The high school structured the program as an unscheduled elective class that students can work on 40-minutes a day during study hall, lunch or after school hours, hand-in-hand with their liberal art coursework.  High School Principal Christopher Siebert says Project faculty will serve as a "content resource" for questions and program guidance rather than as front-end instructional facilitators.

"We have specialized faculty there for academic and content support," he offers. "If students are stuck on a question or project, they can reach out to their faculty member at any time and expect a response within 24 hours."

During their senior year, students will have the opportunity to create an Individual Project SAMI capstone project relevant to the area needs and their course of study and receive a voucher for taking one or more industry-standard tests that verify their occupational and skill capacity. 

"The Capstone experience allows seniors who exit the classroom to engage in real-world experience for an internship, a service-learning project, and/or a research project.," said Dr. Graham Hayes, who worked in the geographic information systems (GIS) industry for 30 years and helped shape the Project SAMI program. "The capstone project requires students to devote 60-90 hours to solve a problem for a stakeholder group.  Students will present these results to a business or local, county or state official/entity in regard to findings or recommendations."

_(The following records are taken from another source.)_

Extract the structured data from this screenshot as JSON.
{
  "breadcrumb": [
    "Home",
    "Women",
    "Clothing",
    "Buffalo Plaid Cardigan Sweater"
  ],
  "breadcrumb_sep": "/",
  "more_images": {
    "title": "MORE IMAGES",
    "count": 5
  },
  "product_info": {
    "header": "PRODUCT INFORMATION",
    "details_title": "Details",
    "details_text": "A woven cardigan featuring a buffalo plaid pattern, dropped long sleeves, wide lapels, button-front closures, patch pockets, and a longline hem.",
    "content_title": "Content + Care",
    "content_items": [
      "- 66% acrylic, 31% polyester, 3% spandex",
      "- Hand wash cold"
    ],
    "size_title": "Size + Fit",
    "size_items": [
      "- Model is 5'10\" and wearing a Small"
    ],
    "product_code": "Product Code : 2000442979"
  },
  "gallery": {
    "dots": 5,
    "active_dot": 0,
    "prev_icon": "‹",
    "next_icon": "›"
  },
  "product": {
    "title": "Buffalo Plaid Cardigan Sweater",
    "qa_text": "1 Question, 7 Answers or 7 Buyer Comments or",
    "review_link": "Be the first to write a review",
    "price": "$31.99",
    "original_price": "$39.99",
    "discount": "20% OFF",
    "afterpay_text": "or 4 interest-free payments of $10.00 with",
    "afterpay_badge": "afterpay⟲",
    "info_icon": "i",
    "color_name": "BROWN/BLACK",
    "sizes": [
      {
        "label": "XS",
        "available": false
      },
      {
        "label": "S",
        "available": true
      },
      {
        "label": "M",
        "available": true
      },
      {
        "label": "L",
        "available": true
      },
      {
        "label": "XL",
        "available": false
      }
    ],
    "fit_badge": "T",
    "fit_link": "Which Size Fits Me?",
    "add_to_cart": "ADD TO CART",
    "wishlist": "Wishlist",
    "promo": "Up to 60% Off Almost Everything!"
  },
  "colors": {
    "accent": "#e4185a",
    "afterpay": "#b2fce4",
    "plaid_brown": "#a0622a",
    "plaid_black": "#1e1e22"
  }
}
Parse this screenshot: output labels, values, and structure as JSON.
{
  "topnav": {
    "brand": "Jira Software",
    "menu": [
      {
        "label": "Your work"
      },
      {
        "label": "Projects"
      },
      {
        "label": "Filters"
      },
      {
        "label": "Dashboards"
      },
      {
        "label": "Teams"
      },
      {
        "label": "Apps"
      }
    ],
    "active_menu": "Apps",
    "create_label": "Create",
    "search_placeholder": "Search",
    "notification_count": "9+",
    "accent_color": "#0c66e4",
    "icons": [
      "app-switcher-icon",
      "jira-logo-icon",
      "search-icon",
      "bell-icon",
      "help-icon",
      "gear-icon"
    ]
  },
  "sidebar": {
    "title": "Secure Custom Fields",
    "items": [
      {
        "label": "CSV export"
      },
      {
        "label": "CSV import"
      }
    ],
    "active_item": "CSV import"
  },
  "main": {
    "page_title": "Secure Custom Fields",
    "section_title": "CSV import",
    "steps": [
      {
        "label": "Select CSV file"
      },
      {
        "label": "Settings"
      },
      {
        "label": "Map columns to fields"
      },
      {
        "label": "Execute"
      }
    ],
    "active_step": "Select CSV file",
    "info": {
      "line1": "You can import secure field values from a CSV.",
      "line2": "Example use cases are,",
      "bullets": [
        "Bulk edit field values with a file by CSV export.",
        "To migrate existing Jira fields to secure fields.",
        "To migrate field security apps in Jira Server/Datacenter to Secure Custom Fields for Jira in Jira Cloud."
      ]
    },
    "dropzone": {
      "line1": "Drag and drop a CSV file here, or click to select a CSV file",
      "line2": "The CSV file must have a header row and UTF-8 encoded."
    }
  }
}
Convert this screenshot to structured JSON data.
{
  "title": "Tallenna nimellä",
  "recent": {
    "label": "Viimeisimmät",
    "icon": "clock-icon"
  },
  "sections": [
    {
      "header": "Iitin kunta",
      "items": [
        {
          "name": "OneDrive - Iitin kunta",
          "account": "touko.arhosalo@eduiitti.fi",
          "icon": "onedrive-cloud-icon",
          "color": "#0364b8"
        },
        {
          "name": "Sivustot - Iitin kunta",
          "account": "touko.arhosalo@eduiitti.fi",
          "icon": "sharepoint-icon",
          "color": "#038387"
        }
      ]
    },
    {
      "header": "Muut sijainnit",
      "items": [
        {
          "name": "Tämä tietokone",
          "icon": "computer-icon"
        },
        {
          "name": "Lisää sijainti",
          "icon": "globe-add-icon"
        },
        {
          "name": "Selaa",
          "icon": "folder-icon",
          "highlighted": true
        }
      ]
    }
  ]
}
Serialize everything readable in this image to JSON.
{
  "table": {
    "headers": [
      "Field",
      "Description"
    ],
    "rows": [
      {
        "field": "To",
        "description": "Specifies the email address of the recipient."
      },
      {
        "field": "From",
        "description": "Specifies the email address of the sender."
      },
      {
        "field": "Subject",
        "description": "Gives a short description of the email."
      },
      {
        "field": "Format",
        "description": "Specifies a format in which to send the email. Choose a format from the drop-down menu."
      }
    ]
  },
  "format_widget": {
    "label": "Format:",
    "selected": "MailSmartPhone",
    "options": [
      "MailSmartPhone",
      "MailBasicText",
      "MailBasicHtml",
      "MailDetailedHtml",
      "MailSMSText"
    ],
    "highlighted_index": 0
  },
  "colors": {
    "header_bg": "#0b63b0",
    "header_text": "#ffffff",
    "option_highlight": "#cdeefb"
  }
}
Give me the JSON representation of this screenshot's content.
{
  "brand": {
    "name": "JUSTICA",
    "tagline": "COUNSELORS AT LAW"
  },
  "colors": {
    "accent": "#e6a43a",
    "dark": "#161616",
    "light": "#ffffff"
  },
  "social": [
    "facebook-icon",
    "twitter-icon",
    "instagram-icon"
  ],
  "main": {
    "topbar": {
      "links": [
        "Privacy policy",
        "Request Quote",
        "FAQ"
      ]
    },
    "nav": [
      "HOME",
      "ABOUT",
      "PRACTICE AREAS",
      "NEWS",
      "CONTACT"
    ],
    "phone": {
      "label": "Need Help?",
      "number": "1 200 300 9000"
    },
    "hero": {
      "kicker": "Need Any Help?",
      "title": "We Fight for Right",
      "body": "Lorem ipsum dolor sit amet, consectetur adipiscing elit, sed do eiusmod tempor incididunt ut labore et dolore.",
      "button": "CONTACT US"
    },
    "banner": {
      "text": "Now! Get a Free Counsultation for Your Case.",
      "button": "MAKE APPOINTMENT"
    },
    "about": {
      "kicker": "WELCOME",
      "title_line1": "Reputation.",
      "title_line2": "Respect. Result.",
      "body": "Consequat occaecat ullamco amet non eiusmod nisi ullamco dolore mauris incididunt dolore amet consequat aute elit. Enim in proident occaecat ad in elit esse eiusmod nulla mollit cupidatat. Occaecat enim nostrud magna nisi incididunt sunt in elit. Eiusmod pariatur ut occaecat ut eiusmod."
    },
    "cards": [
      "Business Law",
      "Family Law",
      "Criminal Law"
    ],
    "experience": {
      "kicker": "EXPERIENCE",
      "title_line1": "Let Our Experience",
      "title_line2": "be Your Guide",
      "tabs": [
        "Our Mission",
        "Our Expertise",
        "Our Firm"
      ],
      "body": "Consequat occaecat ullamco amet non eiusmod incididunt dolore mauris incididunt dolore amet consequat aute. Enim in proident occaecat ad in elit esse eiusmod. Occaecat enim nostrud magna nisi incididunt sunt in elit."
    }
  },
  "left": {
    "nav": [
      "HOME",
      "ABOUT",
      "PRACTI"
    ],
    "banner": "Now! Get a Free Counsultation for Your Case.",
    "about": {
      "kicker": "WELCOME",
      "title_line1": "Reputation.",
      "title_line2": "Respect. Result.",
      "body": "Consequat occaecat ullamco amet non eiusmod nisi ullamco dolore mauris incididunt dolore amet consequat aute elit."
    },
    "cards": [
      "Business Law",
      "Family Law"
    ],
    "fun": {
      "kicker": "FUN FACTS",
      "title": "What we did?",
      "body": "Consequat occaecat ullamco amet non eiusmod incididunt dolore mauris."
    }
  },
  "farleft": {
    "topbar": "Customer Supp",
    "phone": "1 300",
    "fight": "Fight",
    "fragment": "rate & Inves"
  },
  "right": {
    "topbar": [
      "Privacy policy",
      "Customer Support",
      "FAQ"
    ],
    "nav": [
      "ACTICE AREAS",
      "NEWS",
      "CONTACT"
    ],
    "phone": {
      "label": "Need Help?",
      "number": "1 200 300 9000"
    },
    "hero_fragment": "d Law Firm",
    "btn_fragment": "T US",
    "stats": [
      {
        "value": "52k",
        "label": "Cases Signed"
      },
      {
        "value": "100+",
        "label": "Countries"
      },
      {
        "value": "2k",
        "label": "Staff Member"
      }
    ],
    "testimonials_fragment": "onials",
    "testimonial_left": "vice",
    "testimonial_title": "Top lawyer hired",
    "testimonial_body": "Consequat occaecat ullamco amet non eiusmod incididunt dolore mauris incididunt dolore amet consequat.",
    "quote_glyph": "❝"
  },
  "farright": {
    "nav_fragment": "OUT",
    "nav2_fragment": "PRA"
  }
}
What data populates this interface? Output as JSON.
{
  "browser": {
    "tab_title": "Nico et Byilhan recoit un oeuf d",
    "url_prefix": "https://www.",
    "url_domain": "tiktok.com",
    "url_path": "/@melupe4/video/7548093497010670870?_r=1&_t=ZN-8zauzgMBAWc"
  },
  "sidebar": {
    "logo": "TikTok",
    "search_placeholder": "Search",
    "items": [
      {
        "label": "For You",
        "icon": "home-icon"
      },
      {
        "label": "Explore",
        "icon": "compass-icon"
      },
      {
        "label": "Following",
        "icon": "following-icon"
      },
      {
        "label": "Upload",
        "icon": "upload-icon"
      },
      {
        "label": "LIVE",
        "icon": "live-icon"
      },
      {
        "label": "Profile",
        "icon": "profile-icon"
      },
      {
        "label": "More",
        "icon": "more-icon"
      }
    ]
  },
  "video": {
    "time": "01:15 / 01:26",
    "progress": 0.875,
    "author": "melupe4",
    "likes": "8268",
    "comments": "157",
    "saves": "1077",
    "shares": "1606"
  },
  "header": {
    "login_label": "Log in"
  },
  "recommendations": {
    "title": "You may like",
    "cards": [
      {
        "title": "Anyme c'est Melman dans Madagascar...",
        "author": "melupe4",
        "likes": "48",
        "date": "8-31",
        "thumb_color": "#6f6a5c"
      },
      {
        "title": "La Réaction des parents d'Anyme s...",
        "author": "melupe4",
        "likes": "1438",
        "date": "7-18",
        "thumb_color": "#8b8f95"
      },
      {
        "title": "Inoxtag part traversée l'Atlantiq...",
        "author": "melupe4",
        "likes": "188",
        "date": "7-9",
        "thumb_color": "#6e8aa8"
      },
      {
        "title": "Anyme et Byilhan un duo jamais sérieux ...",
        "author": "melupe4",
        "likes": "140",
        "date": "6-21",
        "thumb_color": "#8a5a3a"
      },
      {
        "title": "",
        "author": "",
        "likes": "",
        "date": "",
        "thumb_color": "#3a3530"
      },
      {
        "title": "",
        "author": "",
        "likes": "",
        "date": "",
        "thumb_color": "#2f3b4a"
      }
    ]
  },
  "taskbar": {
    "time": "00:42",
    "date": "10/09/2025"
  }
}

Currently, the program maintains 20 new students per academic school year, but Straus says that number can increase. 

"This is our pilot year, so we wanted to start the program off with conservative numbers," said Straus. "We are working with our neighbors at the Seneca Nation of Indians and partner Non Profit organizations to locate and secure corporate sponsorship or grant funding that can directly increase our seat capacity.  We hope to eventually open this program up to neighboring districts, through grant-underwriting  and partnership efforts, tuition-free."

The faculty and students are "excited" to finally get the program underway, as so many have become invested in it and want it to be perfect for students.

"The hands-on approach Salamanca takes to distance learning education could "reimagine," [the right way] how we deliver virtual curriculum and content to students," Straus said. "It would be a positive change…The SAMI Program is workforce-driven and immersive; students can truly see how learning objectives are connected across the different curriculum." For more information on the program, visit www.salamancany.or